The Heaven that Runs Through Everything
Here’s to the small everyday miracles –
Mrs Baggett with her knitting and pearls,
the lovely daughters of Jerusalem
in their gardens of lilies, laburnum,
gospels and gossip at the regatta,
Sarah Tubb and her heavenly visitor,
courting and baptism along the Thames,
a dustman leaping into his wife’s arms.
Here’s to tulip, rock rose, gypsophila
flowering together, to vases of prayer,
Saint Francis in slippers and dressing gown
up on the roof with hens to catch the sun,
chores doing themselves down in the kitchen
at a wedding where water’s turned to wine,
everything married to everything else –
yearning to show itself as happiness,
as Love. Neighbours who rejoice with tin cans
and cabbage leaves, the ripe summer commons,
skies which open over bulrush, goose-run,
the fresh light making everything new-born,
shot through with flame, each shrub a burning bush
by the tow path. All detail the flourish

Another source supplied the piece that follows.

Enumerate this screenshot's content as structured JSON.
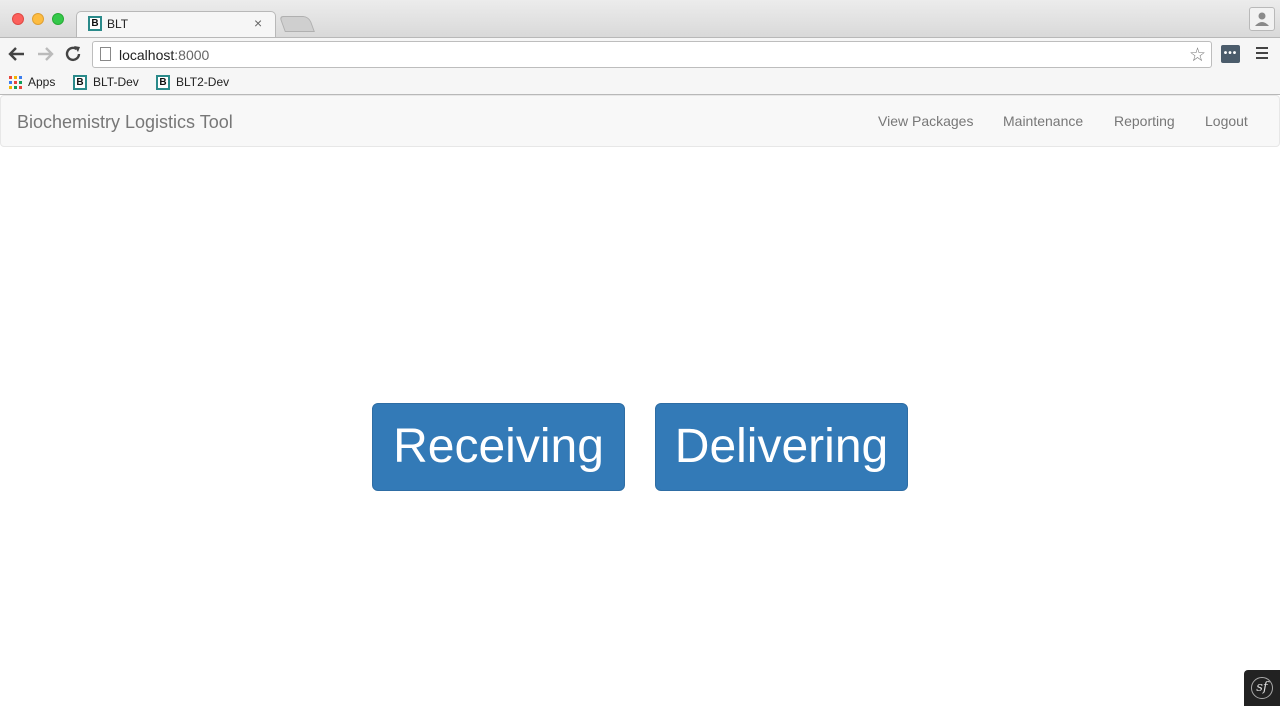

of nature to show itself exactly –
not ‘bird’ but swan, cockerel, grebe, quail, turkey.
Blessings on Ricket’s Farm, Rowborough, Pound Field,
the very word ‘Eden’ changed, now this world

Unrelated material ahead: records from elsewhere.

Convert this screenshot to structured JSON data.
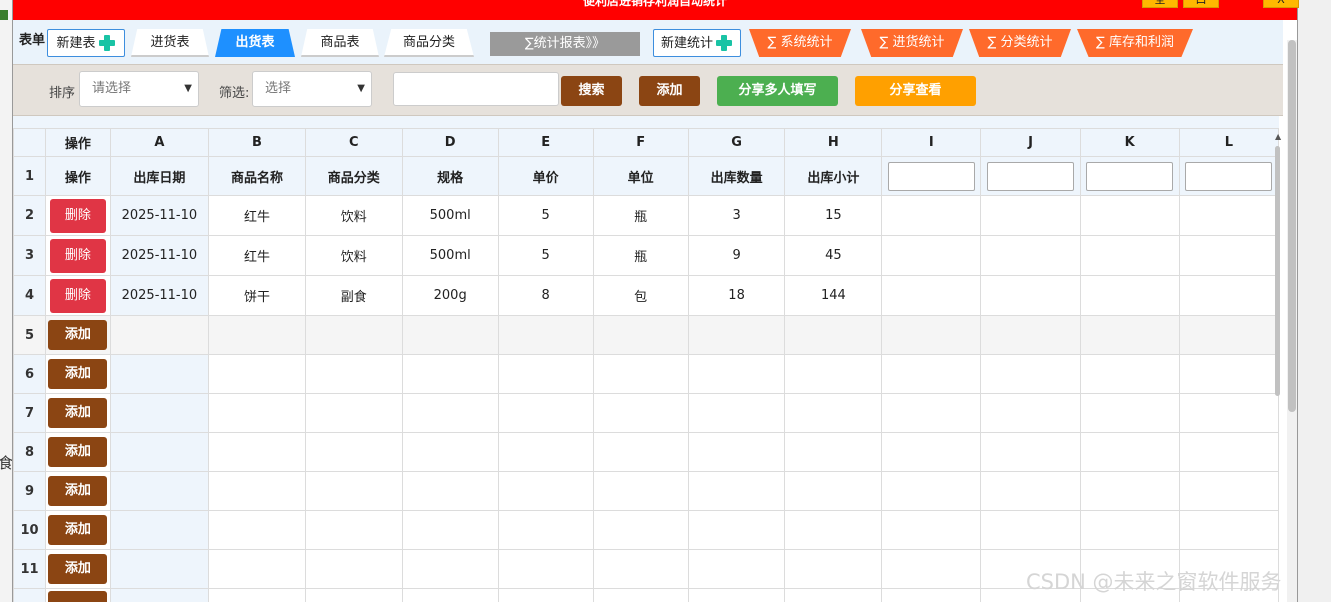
{
  "window": {
    "title": "便利店进销存利润自动统计",
    "controls": [
      "全",
      "口",
      "X"
    ]
  },
  "tabbar": {
    "label": "表单",
    "tabs": [
      {
        "label": "新建表"
      },
      {
        "label": "进货表"
      },
      {
        "label": "出货表",
        "active": true
      },
      {
        "label": "商品表"
      },
      {
        "label": "商品分类"
      },
      {
        "label": "∑统计报表》》"
      },
      {
        "label": "新建统计"
      },
      {
        "label": "∑ 系统统计"
      },
      {
        "label": "∑ 进货统计"
      },
      {
        "label": "∑ 分类统计"
      },
      {
        "label": "∑ 库存和利润"
      }
    ]
  },
  "toolbar": {
    "sort_label": "排序",
    "sort_placeholder": "请选择",
    "filter_label": "筛选:",
    "filter_placeholder": "选择",
    "search_value": "",
    "search_button": "搜索",
    "add_button": "添加",
    "share_fill_button": "分享多人填写",
    "share_view_button": "分享查看"
  },
  "grid": {
    "column_letters": [
      "操作",
      "A",
      "B",
      "C",
      "D",
      "E",
      "F",
      "G",
      "H",
      "I",
      "J",
      "K",
      "L"
    ],
    "header_row_number": "1",
    "headers": [
      "操作",
      "出库日期",
      "商品名称",
      "商品分类",
      "规格",
      "单价",
      "单位",
      "出库数量",
      "出库小计"
    ],
    "delete_label": "删除",
    "add_label": "添加",
    "rows": [
      {
        "num": "2",
        "cells": [
          "2025-11-10",
          "红牛",
          "饮料",
          "500ml",
          "5",
          "瓶",
          "3",
          "15"
        ]
      },
      {
        "num": "3",
        "cells": [
          "2025-11-10",
          "红牛",
          "饮料",
          "500ml",
          "5",
          "瓶",
          "9",
          "45"
        ]
      },
      {
        "num": "4",
        "cells": [
          "2025-11-10",
          "饼干",
          "副食",
          "200g",
          "8",
          "包",
          "18",
          "144"
        ]
      }
    ],
    "empty_rows": [
      "5",
      "6",
      "7",
      "8",
      "9",
      "10",
      "11"
    ]
  },
  "background": {
    "glyph": "食"
  },
  "watermark": "CSDN @未来之窗软件服务",
  "colors": {
    "titlebar": "#ff0000",
    "active_tab": "#1e90ff",
    "orange_tab": "#ff6a2b",
    "brown_button": "#8b4513",
    "green_button": "#4caf50",
    "amber_button": "#ffa000",
    "delete_button": "#e03545"
  }
}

is all we need to know of paradise.
Consider the gardens at Cookham Rise
where Adam’s walking backwards to a tree
laden with unpicked apples – the first day
and the last become one, as if heaven was

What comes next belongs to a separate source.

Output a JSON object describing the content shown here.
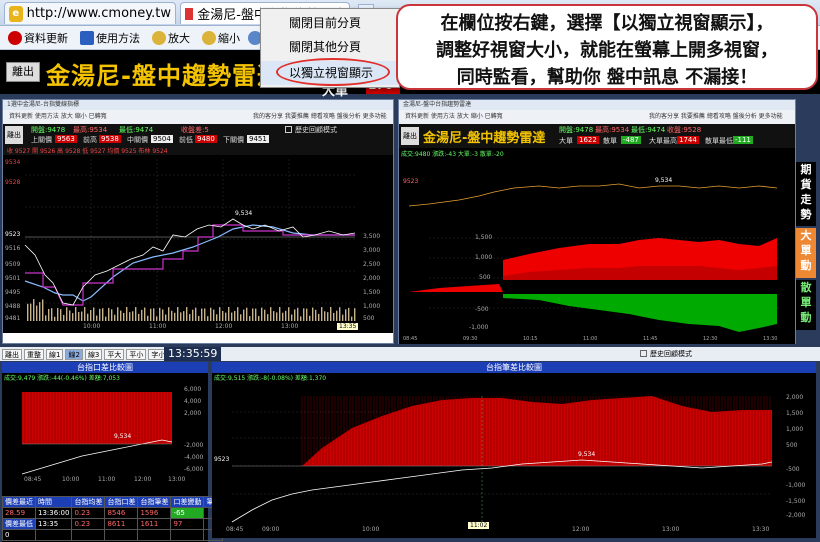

wanting to reveal its eternal Yes –
earthly desire become beatitude,
everything known to be equally god.
Suffering a page to be folded over,
tenderness up sleeves in the tents of war,
balm poured from seraphs in the guise of men.
Nothing that is not transfiguration –
the dying girl next door raised up, restored
to life, then the quickening of a horde
of spirits, hungry for what death waylaid –
the lost embrace, words not said, love not made.
Here’s to grief unlearnt, grateful breath redrawn,
the rapture of rolling away the stone.
And let’s not forget the man most at home
in sunlight, newly arrived in Cookham,
who walks with disciples up Cockmarsh Hill,
everyone in the crowd a plump angel.
Sir Stanley Spencer (1891–1959) was undoubtedly one of the most admired and influential English painters of the twentieth century. Cookham was a major influence on both his life and painting and his reference to the place as ‘a village in Heaven’ is reflected in his famous series of paintings of Biblical scenes featuring local people.
The 2017 Cookham Festival Stanley Spencer Poetry Competition invited poets to find inspiration for their own art in the work of this remarkable man. “The Heaven that Runs Through Everything” is the winner of The Don and Jill Cawthorne Prize of The 2017 Cookham Festival Stanley Spencer Poetry Competition. A selection from the entries to the competition is published in Stanley Spencer Poems An Anthology.